The state-owned utility now argues that it does not need any more until after 2020.
This leaves 37 groups that had been chosen as preferred bidders unable to proceed and uncertain when or even if their projects would go ahead.
A key concern with the gas IPP scheme is the ability to fund the projects in rands as opposed to dollars.
This is considered crucial because the IPPs will agree on a fixed rand tariff for 20 years and stand to lose if they take on lots of dollar debt and the exchange rate depreciates.
The department of energy has indicated that the exchange rate risk related to the actual gas imports will get passed on to Eskom and then on to consumers. It is not clear how it will work for debt related to building the stations.
Haffejee accused South Africa’s banks of compounding the problem by not offering competitive terms for power projects.
This was also a complaint in the early days of the renewables programme when funders managed to earn high returns. According to Haffejee, the coal IPP suffered as a result and the gas IPP will face the same problem.
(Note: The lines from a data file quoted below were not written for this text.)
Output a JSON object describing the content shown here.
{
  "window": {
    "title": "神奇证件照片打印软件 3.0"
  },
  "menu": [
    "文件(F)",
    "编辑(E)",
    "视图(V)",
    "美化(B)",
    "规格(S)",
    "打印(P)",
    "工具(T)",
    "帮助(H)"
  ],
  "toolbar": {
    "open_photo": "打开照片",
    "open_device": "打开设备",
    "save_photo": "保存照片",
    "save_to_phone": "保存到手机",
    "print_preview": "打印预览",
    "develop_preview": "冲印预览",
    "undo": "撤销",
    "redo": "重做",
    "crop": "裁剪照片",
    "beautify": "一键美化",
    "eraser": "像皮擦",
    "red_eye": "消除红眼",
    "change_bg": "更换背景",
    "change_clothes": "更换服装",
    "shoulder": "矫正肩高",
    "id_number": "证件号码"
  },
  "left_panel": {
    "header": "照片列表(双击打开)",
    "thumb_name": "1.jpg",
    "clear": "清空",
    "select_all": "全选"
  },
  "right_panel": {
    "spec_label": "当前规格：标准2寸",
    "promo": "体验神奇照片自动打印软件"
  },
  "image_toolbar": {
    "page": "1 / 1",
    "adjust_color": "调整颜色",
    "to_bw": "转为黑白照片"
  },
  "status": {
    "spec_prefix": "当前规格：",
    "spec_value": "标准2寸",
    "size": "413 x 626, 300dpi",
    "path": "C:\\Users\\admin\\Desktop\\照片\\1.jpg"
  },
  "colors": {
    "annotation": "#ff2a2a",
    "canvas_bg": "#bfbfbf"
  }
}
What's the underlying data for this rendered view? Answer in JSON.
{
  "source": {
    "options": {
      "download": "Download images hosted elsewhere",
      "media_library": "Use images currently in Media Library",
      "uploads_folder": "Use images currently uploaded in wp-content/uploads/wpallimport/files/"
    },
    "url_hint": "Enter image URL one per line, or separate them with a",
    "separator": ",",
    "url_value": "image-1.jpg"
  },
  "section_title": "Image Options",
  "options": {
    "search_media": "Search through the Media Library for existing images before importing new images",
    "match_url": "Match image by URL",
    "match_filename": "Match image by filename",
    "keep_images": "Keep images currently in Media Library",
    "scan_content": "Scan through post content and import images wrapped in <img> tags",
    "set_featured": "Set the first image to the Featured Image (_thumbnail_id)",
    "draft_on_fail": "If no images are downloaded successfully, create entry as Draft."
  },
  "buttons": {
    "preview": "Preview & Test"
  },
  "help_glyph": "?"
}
“In South Africa you only have the South African banks to deal with to raise R25 billion.” “I think the banks will tell you there is capacity. “In the coal IPP we managed to finance our project at R11 to the dollar. The other candidate did not ... I think there is not enough rand funding available,” said Haffejee.
“I have doubts whether there is sufficient depth [in the local capital market] for both the gas ports. I think there is not enough competition between the banks.
“This is all on the basis of a single off-taker, Eskom. At some point the banks will have to look at their balance sheets and see how much Eskom risk they have,” he added.